● **PROBLEM DETAILS**: Give back the whole listing verbatim, printing none of its pictures.

● **DATA SHOWN**:
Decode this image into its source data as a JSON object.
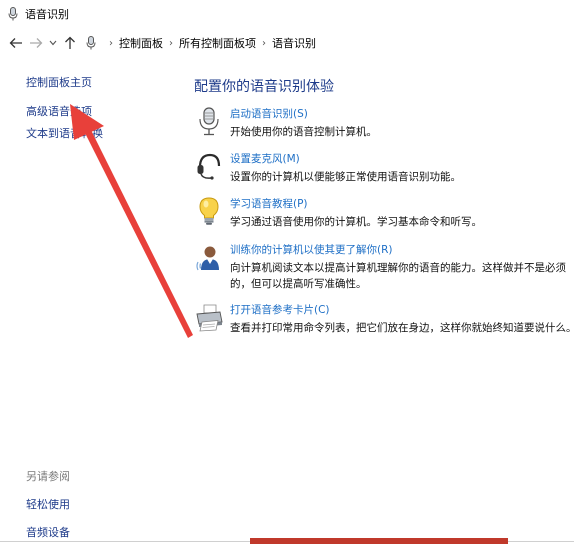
{
  "window": {
    "title": "语音识别"
  },
  "address": {
    "back": "←",
    "forward": "→",
    "recent": "⌄",
    "up": "↑",
    "crumbs": [
      "控制面板",
      "所有控制面板项",
      "语音识别"
    ]
  },
  "sidebar": {
    "links": [
      "控制面板主页",
      "高级语音选项",
      "文本到语音转换"
    ]
  },
  "see_also": {
    "heading": "另请参阅",
    "links": [
      "轻松使用",
      "音频设备"
    ]
  },
  "main": {
    "heading": "配置你的语音识别体验",
    "tasks": [
      {
        "icon": "microphone-icon",
        "link": "启动语音识别(S)",
        "desc": "开始使用你的语音控制计算机。"
      },
      {
        "icon": "headset-icon",
        "link": "设置麦克风(M)",
        "desc": "设置你的计算机以便能够正常使用语音识别功能。"
      },
      {
        "icon": "lightbulb-icon",
        "link": "学习语音教程(P)",
        "desc": "学习通过语音使用你的计算机。学习基本命令和听写。"
      },
      {
        "icon": "user-icon",
        "link": "训练你的计算机以使其更了解你(R)",
        "desc": "向计算机阅读文本以提高计算机理解你的语音的能力。这样做并不是必须的，但可以提高听写准确性。"
      },
      {
        "icon": "printer-icon",
        "link": "打开语音参考卡片(C)",
        "desc": "查看并打印常用命令列表，把它们放在身边，这样你就始终知道要说什么。"
      }
    ]
  },
  "colors": {
    "link": "#1e3b8a",
    "task_link": "#1e6fc6",
    "annotation_arrow": "#e8403a"
  }
}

● **PROBLEM SOLUTION**:
Decode this image into its source data as a JSON object.
{
  "window": {
    "title": "语音识别"
  },
  "address": {
    "back": "←",
    "forward": "→",
    "recent": "⌄",
    "up": "↑",
    "crumbs": [
      "控制面板",
      "所有控制面板项",
      "语音识别"
    ]
  },
  "sidebar": {
    "links": [
      "控制面板主页",
      "高级语音选项",
      "文本到语音转换"
    ]
  },
  "see_also": {
    "heading": "另请参阅",
    "links": [
      "轻松使用",
      "音频设备"
    ]
  },
  "main": {
    "heading": "配置你的语音识别体验",
    "tasks": [
      {
        "icon": "microphone-icon",
        "link": "启动语音识别(S)",
        "desc": "开始使用你的语音控制计算机。"
      },
      {
        "icon": "headset-icon",
        "link": "设置麦克风(M)",
        "desc": "设置你的计算机以便能够正常使用语音识别功能。"
      },
      {
        "icon": "lightbulb-icon",
        "link": "学习语音教程(P)",
        "desc": "学习通过语音使用你的计算机。学习基本命令和听写。"
      },
      {
        "icon": "user-icon",
        "link": "训练你的计算机以使其更了解你(R)",
        "desc": "向计算机阅读文本以提高计算机理解你的语音的能力。这样做并不是必须的，但可以提高听写准确性。"
      },
      {
        "icon": "printer-icon",
        "link": "打开语音参考卡片(C)",
        "desc": "查看并打印常用命令列表，把它们放在身边，这样你就始终知道要说什么。"
      }
    ]
  },
  "colors": {
    "link": "#1e3b8a",
    "task_link": "#1e6fc6",
    "annotation_arrow": "#e8403a"
  }
}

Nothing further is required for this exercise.